0:13:05.1 MS: And you had mentioned the adaptogens fight against oxidation, which...
0:13:09.4 BF: Yes, they're oxidants, that's one of their main roles.
0:13:13.1 MS: Okay, so in my mind, that would be like anti-aging and preventing pigmentation and all those kinds of things?
0:13:18.5 BF: Absolutely, yes. Now, pigmentation is kind of interesting, and I just did that seminar in the last month. Pigmentation is kind of interesting because pigmentation is something that the body wants to do. When we pigment, that's something that the body is using to protect itself. Melanin is a protective molecule. So you wouldn't necessarily stop pigmentation because when the body wants to pigment, it wants to pigment, it's hard to hack into that, just tell the body not to pigment, but what you could do is you could possibly reduce the unstable pigmentation. The pigmentation process is jumpy when we're under stress, when our body is producing a lot of stress-inducing compounds because of life stresses or hormonal stresses or toxicity stresses, you may be able to calm down a jumpy pigmentation system, for example, by using adaptogens topically, but I wouldn't say that you could use an adaptogen as an anti-pigmenting agent.
0:14:10.9 MS: What is the top adaptogen?
0:14:14.8 BF: Probably ginseng.
0:14:16.9 MS: Ginseng? Really?
0:14:17.0 BF: Yeah, probably ginseng.
0:14:17.3 MS: Okay.
0:14:17.8 BF: That's the most famous one, that's the one that got... That got a lot... I don't know if you remember, but about 20 or 30 years ago, that was being used a lot, was being talked about a lot as a tonic, and that's really what adaptogens are. They are tonics. A tonic is something that you can take to help you feel better or help you form better or help you function better in life. That's really what adaptogens are, they're tonics and probably the most famous one I would say is ginseng, Siberian ginseng probably or Korean ginseng. It's the genetic... The real benefit to adaptogens involves a gene, up regulating genetics, the genetics that are important for stress management. So when we're under stress, our body response to stress, specifically cells respond to that stress by turning on genetics that will produce proteins, genes that will produce proteins that will help you deal with the stress. Well, adaptogens support that process, they support the process of genes responding to stresses, they enhance the genetic response to stresses. So they're not doing anything themselves necessarily at the level of the gene, but they're helping support the genetic response to those stresses.

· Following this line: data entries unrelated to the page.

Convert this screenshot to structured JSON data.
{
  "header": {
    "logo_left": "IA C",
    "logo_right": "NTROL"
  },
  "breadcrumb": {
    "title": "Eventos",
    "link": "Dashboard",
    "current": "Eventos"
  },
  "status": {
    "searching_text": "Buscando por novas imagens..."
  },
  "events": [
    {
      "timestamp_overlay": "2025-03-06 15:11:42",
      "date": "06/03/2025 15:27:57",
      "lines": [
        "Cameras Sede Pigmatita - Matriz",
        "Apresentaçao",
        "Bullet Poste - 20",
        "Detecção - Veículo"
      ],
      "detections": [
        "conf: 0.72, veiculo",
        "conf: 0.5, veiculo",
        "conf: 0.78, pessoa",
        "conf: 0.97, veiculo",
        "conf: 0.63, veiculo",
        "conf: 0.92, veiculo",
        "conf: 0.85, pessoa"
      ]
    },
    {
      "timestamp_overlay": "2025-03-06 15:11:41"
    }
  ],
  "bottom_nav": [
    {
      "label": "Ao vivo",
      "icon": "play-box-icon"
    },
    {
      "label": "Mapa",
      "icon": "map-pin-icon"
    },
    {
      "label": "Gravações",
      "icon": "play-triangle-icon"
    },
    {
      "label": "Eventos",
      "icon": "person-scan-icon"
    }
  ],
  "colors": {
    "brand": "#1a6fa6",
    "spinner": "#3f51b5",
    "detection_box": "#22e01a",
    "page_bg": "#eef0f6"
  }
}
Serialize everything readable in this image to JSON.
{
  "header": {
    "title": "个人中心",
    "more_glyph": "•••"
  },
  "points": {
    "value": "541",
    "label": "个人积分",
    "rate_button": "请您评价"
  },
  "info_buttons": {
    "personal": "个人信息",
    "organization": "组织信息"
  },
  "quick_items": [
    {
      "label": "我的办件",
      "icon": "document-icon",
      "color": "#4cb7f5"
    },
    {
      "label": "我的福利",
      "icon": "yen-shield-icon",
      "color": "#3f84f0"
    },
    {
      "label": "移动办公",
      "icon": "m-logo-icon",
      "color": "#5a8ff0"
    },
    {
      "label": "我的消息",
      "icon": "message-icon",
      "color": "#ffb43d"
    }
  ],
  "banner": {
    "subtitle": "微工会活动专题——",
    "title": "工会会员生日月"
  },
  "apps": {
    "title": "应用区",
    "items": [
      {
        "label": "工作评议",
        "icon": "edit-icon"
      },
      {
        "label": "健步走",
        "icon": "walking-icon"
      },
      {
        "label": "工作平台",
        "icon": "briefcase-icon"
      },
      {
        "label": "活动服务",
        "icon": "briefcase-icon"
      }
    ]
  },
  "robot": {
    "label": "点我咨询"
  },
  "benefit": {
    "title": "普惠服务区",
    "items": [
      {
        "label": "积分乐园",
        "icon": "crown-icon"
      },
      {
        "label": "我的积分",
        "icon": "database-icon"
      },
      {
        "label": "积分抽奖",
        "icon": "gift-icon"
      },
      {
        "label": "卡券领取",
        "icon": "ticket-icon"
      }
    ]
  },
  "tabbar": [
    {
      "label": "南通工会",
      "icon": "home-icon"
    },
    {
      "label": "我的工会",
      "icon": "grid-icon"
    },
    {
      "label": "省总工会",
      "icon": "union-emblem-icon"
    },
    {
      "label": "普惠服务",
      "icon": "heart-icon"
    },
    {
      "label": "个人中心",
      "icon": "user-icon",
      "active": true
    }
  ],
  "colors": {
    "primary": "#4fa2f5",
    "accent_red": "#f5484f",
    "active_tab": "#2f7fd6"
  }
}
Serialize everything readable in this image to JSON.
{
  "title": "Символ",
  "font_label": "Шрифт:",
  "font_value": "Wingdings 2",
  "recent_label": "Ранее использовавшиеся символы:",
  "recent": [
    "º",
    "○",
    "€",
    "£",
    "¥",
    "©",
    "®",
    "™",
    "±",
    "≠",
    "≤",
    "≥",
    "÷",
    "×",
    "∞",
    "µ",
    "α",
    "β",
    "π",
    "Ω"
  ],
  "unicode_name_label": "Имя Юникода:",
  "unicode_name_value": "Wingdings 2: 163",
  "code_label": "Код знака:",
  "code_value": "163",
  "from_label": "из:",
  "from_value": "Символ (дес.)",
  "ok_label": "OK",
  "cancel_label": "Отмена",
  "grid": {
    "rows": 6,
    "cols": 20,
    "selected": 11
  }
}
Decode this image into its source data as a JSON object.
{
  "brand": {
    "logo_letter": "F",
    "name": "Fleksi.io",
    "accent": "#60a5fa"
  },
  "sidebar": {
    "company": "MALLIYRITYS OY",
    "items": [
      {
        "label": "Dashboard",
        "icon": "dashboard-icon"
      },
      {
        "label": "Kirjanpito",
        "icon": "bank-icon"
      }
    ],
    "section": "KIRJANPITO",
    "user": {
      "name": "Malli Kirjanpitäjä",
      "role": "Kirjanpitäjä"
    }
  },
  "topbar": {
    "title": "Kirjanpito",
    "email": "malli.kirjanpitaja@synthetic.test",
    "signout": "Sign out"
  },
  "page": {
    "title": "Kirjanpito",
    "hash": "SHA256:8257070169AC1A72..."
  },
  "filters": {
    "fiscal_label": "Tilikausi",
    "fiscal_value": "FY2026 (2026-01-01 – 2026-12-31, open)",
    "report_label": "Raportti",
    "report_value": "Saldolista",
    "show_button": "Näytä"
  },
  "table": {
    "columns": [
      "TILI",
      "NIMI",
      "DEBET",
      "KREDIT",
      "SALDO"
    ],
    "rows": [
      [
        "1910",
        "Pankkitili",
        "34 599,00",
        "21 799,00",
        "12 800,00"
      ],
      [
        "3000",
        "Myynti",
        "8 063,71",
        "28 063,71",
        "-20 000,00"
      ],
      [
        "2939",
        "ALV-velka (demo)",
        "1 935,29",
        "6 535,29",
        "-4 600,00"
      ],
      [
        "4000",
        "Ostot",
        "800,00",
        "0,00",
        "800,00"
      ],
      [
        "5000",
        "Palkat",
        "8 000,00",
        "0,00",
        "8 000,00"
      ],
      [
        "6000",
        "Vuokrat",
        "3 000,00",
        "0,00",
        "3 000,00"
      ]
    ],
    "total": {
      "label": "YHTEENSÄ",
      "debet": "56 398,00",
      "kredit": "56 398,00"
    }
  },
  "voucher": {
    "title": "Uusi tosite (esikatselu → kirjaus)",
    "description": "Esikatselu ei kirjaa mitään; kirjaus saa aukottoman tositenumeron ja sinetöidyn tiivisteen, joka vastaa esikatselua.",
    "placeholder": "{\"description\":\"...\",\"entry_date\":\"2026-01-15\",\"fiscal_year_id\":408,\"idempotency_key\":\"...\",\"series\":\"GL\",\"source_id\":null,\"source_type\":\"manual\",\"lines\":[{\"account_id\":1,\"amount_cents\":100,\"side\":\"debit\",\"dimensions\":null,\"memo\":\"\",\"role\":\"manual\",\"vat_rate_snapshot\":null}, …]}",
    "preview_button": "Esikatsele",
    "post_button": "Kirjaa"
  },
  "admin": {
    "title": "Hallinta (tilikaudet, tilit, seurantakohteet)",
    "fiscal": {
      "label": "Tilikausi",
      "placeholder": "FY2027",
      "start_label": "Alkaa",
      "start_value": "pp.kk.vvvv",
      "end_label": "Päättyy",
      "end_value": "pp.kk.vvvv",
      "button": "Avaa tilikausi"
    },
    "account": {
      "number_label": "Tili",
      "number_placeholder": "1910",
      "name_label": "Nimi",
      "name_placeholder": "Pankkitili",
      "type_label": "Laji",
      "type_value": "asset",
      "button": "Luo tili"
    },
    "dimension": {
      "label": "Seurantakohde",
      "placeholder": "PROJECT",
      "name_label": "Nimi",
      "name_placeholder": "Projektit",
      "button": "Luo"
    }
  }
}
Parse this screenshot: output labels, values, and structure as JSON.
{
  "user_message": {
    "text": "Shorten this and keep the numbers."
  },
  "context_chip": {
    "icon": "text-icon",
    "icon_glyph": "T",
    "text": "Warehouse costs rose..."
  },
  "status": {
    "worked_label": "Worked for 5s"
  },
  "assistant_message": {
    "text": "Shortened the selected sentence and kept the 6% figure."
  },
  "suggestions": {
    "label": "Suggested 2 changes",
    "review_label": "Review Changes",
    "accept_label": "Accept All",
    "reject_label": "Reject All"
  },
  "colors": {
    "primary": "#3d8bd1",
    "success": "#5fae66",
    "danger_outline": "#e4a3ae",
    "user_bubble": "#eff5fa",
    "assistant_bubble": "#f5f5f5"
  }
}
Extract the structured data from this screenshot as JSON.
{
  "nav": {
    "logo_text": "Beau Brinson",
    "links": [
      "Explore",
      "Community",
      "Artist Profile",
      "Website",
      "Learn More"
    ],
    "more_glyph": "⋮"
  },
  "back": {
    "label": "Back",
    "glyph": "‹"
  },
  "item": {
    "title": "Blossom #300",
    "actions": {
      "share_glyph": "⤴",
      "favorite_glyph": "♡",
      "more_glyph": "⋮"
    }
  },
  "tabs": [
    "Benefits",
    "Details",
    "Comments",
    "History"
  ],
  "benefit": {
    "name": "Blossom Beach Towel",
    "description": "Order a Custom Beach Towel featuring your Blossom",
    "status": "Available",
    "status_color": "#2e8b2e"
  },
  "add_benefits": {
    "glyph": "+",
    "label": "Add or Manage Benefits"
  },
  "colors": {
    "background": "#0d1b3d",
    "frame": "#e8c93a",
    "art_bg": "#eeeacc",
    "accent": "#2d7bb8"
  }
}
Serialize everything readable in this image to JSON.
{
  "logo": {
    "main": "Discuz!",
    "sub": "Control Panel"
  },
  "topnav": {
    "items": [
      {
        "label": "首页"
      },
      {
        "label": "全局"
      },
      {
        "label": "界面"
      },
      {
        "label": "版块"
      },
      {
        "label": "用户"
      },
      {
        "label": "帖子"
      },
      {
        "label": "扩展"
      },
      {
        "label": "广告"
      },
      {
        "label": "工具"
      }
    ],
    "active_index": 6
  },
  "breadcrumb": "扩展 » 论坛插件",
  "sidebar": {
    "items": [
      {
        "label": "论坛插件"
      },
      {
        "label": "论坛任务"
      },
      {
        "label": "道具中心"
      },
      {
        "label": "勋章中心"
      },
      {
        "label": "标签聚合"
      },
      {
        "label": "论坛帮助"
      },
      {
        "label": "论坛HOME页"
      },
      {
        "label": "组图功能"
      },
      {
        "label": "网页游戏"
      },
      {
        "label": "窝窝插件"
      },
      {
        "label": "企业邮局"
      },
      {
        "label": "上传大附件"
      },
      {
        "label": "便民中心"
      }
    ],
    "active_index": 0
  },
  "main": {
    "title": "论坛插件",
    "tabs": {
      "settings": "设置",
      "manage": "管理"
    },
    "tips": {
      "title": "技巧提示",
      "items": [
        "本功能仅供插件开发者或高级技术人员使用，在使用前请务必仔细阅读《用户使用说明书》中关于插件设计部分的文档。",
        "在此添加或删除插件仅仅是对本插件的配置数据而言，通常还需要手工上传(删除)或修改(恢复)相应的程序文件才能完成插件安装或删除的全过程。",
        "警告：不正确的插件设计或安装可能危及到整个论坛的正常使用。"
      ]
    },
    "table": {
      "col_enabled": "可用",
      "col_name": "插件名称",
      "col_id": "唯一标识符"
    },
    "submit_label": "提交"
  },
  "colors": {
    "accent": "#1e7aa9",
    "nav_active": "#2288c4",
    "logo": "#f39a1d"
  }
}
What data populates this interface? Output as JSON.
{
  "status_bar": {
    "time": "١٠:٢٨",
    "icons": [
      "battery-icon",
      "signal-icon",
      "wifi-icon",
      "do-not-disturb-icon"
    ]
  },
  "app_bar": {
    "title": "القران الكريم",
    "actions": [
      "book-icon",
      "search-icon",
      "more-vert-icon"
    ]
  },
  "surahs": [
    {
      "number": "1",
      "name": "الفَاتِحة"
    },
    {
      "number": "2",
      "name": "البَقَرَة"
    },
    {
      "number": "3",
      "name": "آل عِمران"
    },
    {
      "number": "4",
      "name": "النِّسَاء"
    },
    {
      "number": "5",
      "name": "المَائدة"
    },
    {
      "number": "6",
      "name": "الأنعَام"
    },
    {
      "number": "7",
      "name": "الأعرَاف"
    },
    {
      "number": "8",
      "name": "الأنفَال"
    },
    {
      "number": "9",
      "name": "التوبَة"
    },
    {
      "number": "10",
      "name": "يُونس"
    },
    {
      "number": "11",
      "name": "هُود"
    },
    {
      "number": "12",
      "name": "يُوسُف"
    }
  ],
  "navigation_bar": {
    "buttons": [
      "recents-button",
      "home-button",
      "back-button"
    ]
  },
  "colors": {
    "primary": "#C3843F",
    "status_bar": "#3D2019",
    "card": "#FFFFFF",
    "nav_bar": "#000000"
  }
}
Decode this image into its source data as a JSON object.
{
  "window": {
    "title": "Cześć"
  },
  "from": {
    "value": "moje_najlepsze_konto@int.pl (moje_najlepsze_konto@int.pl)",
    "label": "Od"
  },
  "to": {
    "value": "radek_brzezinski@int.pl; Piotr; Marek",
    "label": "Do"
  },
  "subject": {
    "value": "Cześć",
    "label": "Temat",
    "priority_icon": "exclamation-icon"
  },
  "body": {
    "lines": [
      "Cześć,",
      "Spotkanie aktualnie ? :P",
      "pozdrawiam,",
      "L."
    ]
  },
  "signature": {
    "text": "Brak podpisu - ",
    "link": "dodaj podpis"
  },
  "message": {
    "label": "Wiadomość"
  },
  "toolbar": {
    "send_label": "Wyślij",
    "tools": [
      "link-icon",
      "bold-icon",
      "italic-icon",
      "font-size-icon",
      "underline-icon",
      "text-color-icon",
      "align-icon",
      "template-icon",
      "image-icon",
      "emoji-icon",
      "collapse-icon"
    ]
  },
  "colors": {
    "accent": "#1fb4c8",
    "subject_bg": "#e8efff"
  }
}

0:15:21.5 BF: And technically that's called epigenetics or epigenetic factors, and that's really where adaptogens shine, and that's why you wanna be eating... Fruits and vegetables should form the bulk of most of our caloric intake, I believe, because of their adaptogens. Animals, as important as things like milk are and eggs are, there's not really adaptogenic compounds in those kinds of foods, in the animal foods, it's the plant kingdom that gives us adaptogens and also the fungal kingdom gives us adaptogens. Fungus, mushrooms are really, really adaptogenic.
0:15:49.3 MS: That concludes our show for today, and we thank you for listening, but if you just can't get enough of Ben Fuchs, the ASCP Rogue Pharmacist, you can listen to his syndicated radio program at brightsideben.com. For more information on this episode or for ways to connect with Ben Fuchs or to learn more about ASCP, check out the show notes.